About this task: Among the records below, which lines contain the string "Statistics"? Report them.

(Excerpts from an interface dataset)
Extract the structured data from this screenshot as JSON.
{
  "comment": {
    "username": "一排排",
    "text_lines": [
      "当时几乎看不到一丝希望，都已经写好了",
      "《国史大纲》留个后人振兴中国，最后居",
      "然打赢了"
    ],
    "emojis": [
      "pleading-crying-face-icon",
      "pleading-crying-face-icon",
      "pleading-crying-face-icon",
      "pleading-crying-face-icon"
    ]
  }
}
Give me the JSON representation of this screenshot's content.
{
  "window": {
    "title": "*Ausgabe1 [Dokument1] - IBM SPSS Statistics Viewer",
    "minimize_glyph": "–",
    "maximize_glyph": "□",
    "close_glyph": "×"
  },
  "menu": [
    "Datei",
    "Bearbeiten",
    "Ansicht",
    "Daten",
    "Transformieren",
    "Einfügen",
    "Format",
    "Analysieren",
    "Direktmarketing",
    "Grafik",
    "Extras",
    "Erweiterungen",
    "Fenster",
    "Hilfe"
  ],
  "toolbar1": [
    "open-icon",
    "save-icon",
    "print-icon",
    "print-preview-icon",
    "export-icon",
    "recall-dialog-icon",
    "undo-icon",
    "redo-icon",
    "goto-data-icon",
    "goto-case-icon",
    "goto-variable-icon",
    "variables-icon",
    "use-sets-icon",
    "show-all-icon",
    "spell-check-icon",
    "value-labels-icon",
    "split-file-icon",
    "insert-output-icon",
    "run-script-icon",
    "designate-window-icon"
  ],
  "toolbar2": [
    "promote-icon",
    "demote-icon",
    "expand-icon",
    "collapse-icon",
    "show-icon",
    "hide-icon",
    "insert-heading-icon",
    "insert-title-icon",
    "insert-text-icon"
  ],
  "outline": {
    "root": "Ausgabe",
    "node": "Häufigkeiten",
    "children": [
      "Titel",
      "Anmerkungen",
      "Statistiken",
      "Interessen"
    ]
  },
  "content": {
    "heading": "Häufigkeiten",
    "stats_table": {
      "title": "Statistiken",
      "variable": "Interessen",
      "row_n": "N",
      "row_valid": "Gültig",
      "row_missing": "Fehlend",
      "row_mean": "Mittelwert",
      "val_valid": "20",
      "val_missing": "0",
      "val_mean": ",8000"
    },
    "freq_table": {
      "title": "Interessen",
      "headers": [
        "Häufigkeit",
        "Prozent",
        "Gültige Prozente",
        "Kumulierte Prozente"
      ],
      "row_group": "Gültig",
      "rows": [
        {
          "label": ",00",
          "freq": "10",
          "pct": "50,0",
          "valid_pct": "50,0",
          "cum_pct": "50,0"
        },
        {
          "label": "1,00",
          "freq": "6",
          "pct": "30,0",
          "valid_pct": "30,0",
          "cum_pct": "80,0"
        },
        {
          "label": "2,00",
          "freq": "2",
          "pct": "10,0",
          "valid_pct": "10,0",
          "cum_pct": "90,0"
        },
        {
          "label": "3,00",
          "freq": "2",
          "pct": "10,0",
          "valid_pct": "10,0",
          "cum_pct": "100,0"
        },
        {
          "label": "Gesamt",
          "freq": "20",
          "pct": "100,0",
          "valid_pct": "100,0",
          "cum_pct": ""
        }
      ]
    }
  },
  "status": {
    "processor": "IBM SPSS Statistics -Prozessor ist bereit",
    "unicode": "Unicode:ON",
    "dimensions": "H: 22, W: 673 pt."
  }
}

Completed task:
    "title": "*Ausgabe1 [Dokument1] - IBM SPSS Statistics Viewer",
    "processor": "IBM SPSS Statistics -Prozessor ist bereit",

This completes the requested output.